Content starts

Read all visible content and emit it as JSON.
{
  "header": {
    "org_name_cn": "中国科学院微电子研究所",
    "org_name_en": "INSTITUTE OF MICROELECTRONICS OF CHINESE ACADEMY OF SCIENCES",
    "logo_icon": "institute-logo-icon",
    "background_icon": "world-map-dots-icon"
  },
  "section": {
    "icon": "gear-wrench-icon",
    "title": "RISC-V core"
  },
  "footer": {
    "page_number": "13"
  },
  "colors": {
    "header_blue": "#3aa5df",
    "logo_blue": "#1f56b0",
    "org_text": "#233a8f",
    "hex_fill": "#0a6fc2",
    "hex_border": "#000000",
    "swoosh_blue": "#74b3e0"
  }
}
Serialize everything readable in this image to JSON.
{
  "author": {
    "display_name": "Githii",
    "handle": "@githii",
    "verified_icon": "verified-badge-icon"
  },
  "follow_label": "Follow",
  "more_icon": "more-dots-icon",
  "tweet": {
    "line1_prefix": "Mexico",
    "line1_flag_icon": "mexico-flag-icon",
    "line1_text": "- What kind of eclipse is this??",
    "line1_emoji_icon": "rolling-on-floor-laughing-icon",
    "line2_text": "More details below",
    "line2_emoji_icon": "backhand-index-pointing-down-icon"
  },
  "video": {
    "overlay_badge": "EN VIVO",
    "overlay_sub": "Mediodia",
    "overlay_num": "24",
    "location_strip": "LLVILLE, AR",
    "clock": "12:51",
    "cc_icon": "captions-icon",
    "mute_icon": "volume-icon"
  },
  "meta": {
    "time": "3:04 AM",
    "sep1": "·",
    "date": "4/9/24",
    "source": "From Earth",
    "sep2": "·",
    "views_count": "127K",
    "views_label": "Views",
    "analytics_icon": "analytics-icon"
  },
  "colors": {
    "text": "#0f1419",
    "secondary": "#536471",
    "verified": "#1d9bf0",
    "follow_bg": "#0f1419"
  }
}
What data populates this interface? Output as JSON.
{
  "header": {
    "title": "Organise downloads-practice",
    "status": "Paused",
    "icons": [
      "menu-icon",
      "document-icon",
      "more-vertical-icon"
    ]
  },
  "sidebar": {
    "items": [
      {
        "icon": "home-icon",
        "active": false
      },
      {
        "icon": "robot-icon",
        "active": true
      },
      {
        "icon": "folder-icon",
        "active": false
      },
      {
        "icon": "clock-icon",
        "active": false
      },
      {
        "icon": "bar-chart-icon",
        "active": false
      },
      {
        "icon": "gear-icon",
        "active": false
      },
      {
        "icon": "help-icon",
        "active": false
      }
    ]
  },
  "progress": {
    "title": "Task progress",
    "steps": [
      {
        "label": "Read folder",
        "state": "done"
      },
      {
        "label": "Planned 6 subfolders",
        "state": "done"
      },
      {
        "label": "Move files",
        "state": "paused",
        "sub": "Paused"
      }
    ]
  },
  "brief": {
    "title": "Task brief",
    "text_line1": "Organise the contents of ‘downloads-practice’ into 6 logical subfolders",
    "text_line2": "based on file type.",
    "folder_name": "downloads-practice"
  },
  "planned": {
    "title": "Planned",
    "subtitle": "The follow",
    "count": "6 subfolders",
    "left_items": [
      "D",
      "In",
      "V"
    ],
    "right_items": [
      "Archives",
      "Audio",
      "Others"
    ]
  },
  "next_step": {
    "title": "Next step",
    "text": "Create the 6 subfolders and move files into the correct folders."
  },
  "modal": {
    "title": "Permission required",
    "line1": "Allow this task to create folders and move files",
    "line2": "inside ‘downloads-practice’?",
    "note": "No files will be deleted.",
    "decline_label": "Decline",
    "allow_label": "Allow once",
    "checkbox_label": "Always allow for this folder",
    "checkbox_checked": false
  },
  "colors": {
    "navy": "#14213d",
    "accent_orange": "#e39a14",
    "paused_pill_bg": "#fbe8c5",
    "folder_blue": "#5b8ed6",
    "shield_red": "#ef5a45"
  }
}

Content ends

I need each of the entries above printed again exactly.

Read all visible content and emit it as JSON.
{
  "header": {
    "org_name_cn": "中国科学院微电子研究所",
    "org_name_en": "INSTITUTE OF MICROELECTRONICS OF CHINESE ACADEMY OF SCIENCES",
    "logo_icon": "institute-logo-icon",
    "background_icon": "world-map-dots-icon"
  },
  "section": {
    "icon": "gear-wrench-icon",
    "title": "RISC-V core"
  },
  "footer": {
    "page_number": "13"
  },
  "colors": {
    "header_blue": "#3aa5df",
    "logo_blue": "#1f56b0",
    "org_text": "#233a8f",
    "hex_fill": "#0a6fc2",
    "hex_border": "#000000",
    "swoosh_blue": "#74b3e0"
  }
}
Serialize everything readable in this image to JSON.
{
  "author": {
    "display_name": "Githii",
    "handle": "@githii",
    "verified_icon": "verified-badge-icon"
  },
  "follow_label": "Follow",
  "more_icon": "more-dots-icon",
  "tweet": {
    "line1_prefix": "Mexico",
    "line1_flag_icon": "mexico-flag-icon",
    "line1_text": "- What kind of eclipse is this??",
    "line1_emoji_icon": "rolling-on-floor-laughing-icon",
    "line2_text": "More details below",
    "line2_emoji_icon": "backhand-index-pointing-down-icon"
  },
  "video": {
    "overlay_badge": "EN VIVO",
    "overlay_sub": "Mediodia",
    "overlay_num": "24",
    "location_strip": "LLVILLE, AR",
    "clock": "12:51",
    "cc_icon": "captions-icon",
    "mute_icon": "volume-icon"
  },
  "meta": {
    "time": "3:04 AM",
    "sep1": "·",
    "date": "4/9/24",
    "source": "From Earth",
    "sep2": "·",
    "views_count": "127K",
    "views_label": "Views",
    "analytics_icon": "analytics-icon"
  },
  "colors": {
    "text": "#0f1419",
    "secondary": "#536471",
    "verified": "#1d9bf0",
    "follow_bg": "#0f1419"
  }
}
What data populates this interface? Output as JSON.
{
  "header": {
    "title": "Organise downloads-practice",
    "status": "Paused",
    "icons": [
      "menu-icon",
      "document-icon",
      "more-vertical-icon"
    ]
  },
  "sidebar": {
    "items": [
      {
        "icon": "home-icon",
        "active": false
      },
      {
        "icon": "robot-icon",
        "active": true
      },
      {
        "icon": "folder-icon",
        "active": false
      },
      {
        "icon": "clock-icon",
        "active": false
      },
      {
        "icon": "bar-chart-icon",
        "active": false
      },
      {
        "icon": "gear-icon",
        "active": false
      },
      {
        "icon": "help-icon",
        "active": false
      }
    ]
  },
  "progress": {
    "title": "Task progress",
    "steps": [
      {
        "label": "Read folder",
        "state": "done"
      },
      {
        "label": "Planned 6 subfolders",
        "state": "done"
      },
      {
        "label": "Move files",
        "state": "paused",
        "sub": "Paused"
      }
    ]
  },
  "brief": {
    "title": "Task brief",
    "text_line1": "Organise the contents of ‘downloads-practice’ into 6 logical subfolders",
    "text_line2": "based on file type.",
    "folder_name": "downloads-practice"
  },
  "planned": {
    "title": "Planned",
    "subtitle": "The follow",
    "count": "6 subfolders",
    "left_items": [
      "D",
      "In",
      "V"
    ],
    "right_items": [
      "Archives",
      "Audio",
      "Others"
    ]
  },
  "next_step": {
    "title": "Next step",
    "text": "Create the 6 subfolders and move files into the correct folders."
  },
  "modal": {
    "title": "Permission required",
    "line1": "Allow this task to create folders and move files",
    "line2": "inside ‘downloads-practice’?",
    "note": "No files will be deleted.",
    "decline_label": "Decline",
    "allow_label": "Allow once",
    "checkbox_label": "Always allow for this folder",
    "checkbox_checked": false
  },
  "colors": {
    "navy": "#14213d",
    "accent_orange": "#e39a14",
    "paused_pill_bg": "#fbe8c5",
    "folder_blue": "#5b8ed6",
    "shield_red": "#ef5a45"
  }
}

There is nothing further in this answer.